The system’s vulnerability arises, Brocious says, from the fact that every lock’s memory is entirely exposed to whatever device attempts to read it through that port. Though each lock has a cryptographic key that’s required to trigger its “open” mechanism, that string of data is also stored in the lock’s memory, like a spare key hidden under the welcome mat.
At the Black Hat security conference Tuesday evening, a Mozilla software developer and 24-year old security researcher named Cody Brocious plans to present a pair of vulnerabilities he’s discovered in hotel room locks from the manufacturer Onity, whose devices are installed on the doors of between four and five million hotel rooms around the world according to the company’s figures. Using an open-source hardware gadget Brocious built for less than $50, he can insert a plug into that DC port and sometimes, albeit unreliably, open the lock in a matter of seconds. “I plug it in, power it up, and the lock opens,” he says simply.

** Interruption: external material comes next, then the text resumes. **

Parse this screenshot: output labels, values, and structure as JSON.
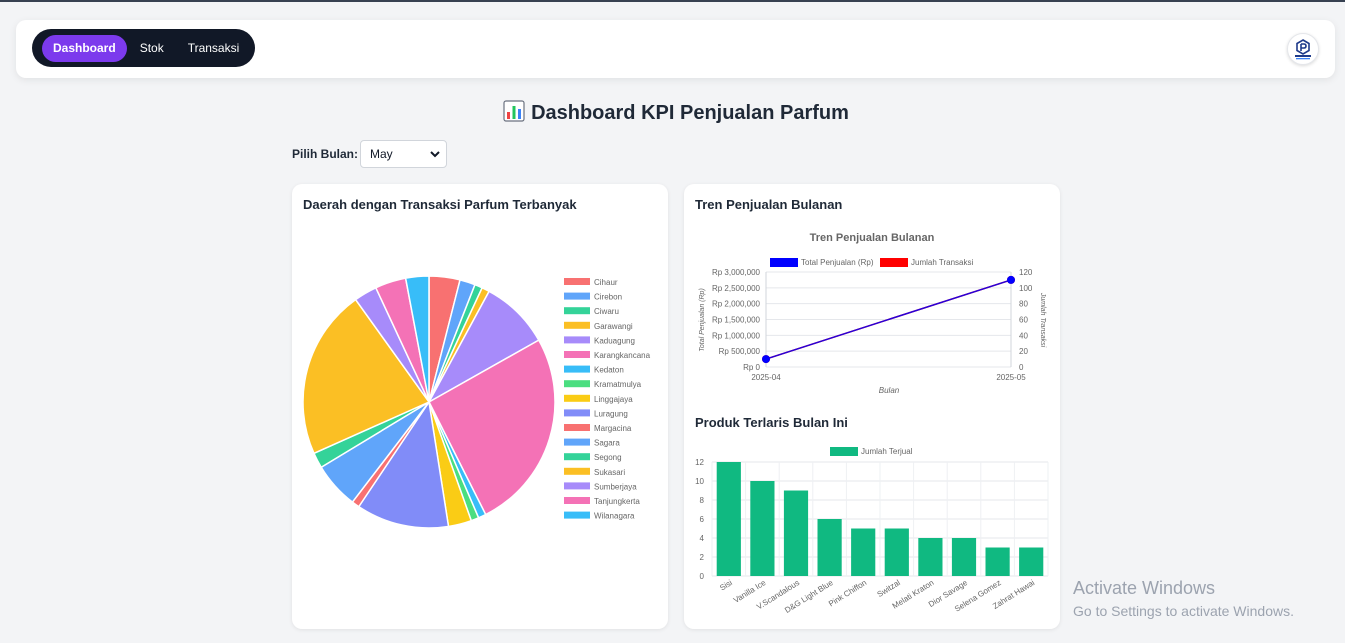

The ability to access the devices’ memory is just one of the two vulnerabilities Brocious says he found in Onity’s locks. He says the company also uses a weak encryption scheme that allows him to derive the “site code”–a unique numerical key for every facility–from two cards encoded one after another for the same room. By reading the encrypted data off of two cards and testing thousands of potential site codes against both cards until the decoded data displays a predictable interval between the two, he can find the site code and use it to create more card keys with a magnetizing device. But given that he can only create more cards for the same room as the two keys he’s been issued, that security flaw represents a fairly low risk compared with the ability to open any door arbitrarily.
For more: http://www.forbes.com/sites/andygreenberg/2012/07/23/hacker-will-expose-potential-security-flaw-in-more-than-four-million-hotel-room-keycard-locks/